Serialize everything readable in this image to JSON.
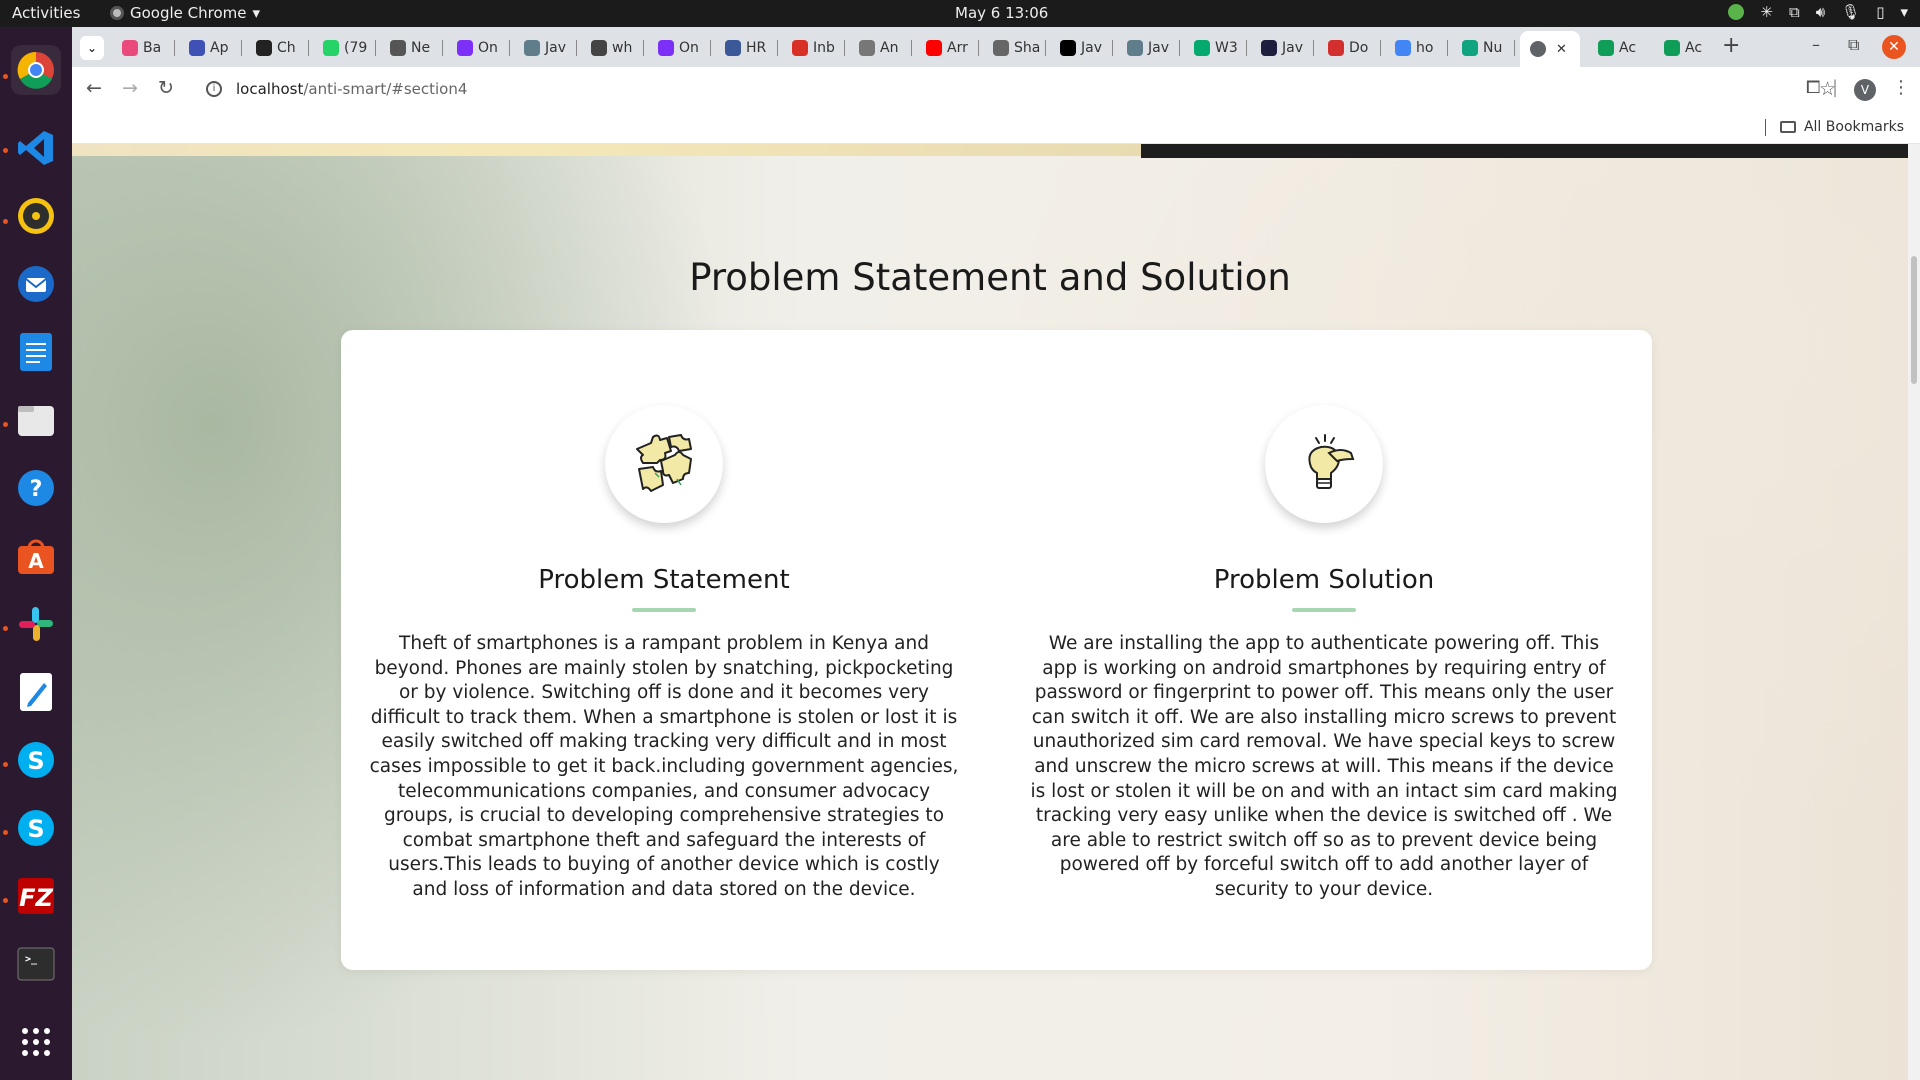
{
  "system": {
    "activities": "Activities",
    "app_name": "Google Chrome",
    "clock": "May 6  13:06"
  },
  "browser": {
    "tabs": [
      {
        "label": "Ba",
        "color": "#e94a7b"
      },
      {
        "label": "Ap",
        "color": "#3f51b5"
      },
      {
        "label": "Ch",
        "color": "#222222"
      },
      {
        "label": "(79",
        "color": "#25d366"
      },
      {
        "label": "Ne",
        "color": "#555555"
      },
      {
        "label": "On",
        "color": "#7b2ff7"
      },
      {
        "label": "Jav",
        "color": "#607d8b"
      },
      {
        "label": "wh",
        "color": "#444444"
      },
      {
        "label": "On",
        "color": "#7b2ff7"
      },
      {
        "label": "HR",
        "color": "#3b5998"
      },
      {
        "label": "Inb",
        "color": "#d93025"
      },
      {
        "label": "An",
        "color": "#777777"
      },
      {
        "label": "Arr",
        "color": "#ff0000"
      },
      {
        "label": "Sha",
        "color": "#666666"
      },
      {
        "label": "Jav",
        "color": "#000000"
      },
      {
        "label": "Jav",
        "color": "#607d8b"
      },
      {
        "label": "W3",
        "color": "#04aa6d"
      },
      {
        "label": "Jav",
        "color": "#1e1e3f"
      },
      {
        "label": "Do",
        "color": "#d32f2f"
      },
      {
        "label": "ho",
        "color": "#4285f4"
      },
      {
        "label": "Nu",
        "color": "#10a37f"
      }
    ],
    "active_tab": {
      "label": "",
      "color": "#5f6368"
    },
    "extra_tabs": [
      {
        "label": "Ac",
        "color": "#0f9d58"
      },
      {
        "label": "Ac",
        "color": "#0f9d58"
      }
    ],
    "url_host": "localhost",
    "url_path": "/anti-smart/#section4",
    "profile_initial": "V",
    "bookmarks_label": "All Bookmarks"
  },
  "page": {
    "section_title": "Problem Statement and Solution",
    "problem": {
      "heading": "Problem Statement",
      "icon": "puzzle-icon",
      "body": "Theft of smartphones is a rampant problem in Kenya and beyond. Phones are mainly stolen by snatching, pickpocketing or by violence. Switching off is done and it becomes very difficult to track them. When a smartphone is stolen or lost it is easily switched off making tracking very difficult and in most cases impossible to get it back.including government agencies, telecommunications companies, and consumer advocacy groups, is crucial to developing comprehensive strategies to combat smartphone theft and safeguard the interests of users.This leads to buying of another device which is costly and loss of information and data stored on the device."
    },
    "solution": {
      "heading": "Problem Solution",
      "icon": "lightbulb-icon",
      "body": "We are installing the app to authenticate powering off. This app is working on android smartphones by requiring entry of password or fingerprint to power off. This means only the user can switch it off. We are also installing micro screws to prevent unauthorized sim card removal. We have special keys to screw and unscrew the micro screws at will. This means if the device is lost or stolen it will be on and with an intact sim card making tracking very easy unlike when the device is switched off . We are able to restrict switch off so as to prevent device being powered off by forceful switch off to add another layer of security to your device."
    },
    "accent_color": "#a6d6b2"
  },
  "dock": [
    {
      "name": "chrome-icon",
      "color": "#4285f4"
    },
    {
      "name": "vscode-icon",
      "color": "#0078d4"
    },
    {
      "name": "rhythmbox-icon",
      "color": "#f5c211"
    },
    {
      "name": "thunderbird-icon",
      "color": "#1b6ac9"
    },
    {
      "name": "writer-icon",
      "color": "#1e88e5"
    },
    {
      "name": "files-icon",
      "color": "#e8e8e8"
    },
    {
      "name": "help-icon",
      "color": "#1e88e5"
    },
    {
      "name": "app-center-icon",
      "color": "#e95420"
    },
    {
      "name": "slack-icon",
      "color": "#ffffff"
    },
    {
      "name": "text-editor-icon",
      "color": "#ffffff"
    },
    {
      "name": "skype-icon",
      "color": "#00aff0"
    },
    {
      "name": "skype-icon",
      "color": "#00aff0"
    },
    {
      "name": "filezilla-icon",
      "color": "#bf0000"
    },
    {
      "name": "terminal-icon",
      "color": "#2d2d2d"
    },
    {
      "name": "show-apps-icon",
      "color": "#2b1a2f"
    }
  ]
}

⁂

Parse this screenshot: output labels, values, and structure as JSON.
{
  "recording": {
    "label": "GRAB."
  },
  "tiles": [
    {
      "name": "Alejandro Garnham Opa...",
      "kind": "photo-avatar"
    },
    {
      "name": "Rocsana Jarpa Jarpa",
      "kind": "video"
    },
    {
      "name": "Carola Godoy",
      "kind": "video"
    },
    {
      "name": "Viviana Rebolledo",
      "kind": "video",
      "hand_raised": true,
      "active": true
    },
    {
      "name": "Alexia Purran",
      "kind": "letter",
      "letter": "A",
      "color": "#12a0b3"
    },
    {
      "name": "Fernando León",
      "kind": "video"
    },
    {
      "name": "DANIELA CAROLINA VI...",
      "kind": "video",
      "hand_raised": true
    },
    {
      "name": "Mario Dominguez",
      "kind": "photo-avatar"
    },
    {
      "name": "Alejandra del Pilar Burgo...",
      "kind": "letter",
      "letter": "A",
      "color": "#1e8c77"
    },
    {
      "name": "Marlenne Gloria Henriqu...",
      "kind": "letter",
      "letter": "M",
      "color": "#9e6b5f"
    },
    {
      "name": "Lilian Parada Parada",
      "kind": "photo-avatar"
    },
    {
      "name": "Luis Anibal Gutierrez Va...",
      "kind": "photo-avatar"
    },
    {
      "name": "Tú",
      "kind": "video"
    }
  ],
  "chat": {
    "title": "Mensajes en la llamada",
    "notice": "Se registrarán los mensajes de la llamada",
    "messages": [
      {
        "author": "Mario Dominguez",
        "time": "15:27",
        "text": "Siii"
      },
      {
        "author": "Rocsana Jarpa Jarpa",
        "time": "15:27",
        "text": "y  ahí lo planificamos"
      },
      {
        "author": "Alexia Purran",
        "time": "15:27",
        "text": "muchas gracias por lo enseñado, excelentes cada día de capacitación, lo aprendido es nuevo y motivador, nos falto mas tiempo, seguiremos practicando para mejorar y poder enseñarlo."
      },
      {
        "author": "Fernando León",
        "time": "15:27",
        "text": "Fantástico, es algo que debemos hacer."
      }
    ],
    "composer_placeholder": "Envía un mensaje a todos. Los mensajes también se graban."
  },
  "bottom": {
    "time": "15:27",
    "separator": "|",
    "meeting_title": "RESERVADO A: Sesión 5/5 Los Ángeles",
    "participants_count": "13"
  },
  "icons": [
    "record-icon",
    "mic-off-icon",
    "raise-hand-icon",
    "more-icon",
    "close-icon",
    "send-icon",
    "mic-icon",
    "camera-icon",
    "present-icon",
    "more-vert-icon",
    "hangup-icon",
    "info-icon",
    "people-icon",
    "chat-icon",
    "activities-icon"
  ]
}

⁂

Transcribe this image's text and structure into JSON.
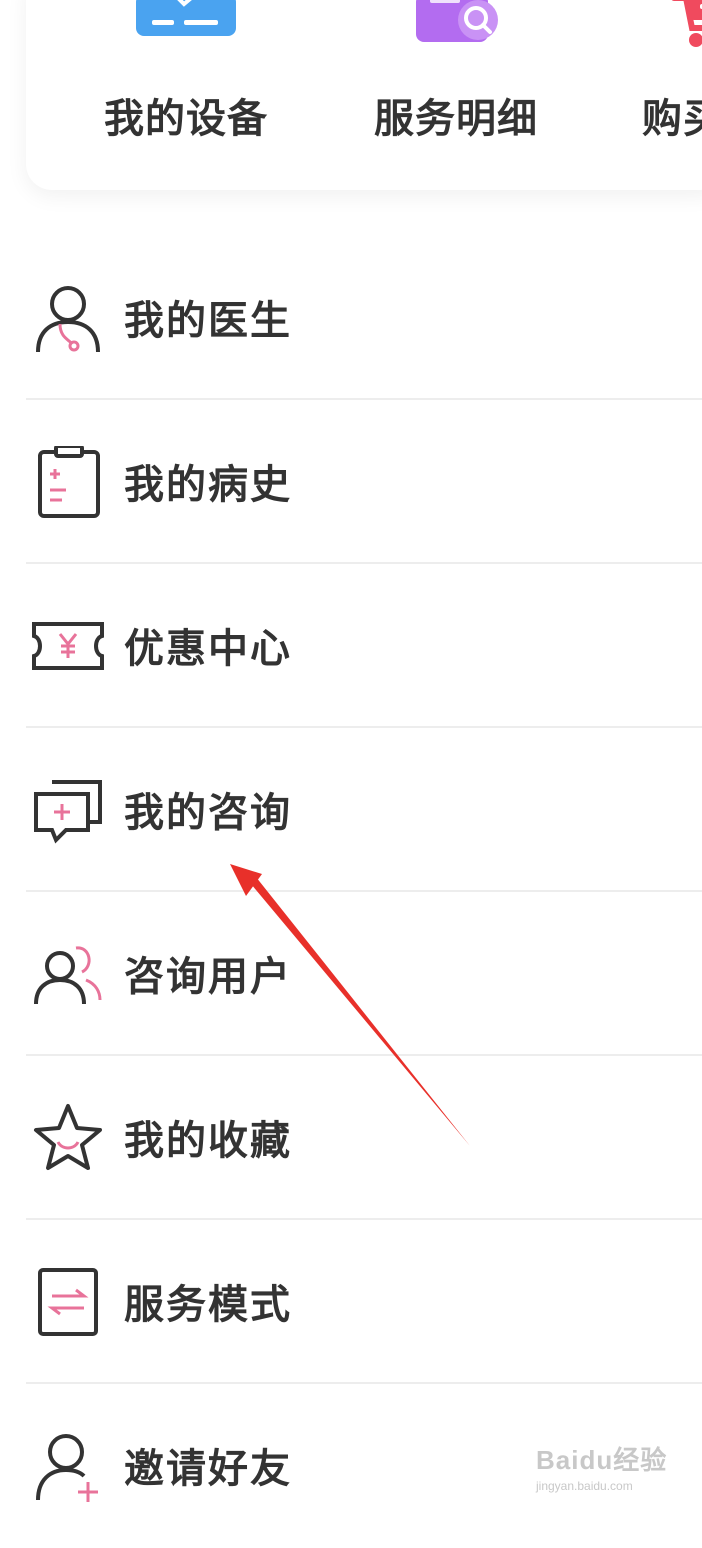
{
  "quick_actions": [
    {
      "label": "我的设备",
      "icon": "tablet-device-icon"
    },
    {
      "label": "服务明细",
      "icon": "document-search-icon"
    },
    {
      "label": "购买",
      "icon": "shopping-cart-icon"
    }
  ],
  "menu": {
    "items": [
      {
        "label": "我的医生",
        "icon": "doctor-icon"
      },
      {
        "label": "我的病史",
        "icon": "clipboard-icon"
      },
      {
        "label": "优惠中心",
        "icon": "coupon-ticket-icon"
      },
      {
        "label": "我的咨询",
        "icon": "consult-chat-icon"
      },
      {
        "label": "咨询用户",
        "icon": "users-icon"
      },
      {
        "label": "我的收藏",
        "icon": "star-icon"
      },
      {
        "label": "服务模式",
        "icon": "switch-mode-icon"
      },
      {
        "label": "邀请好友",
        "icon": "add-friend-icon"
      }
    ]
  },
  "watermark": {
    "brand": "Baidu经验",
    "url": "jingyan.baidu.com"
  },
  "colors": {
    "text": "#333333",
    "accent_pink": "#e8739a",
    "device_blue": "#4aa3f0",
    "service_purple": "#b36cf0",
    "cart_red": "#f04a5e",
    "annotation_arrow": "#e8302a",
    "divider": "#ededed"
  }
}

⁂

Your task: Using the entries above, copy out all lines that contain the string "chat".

Solved exercise:
  "chat": {
    "chat-icon",
        "icon": "consult-chat-icon"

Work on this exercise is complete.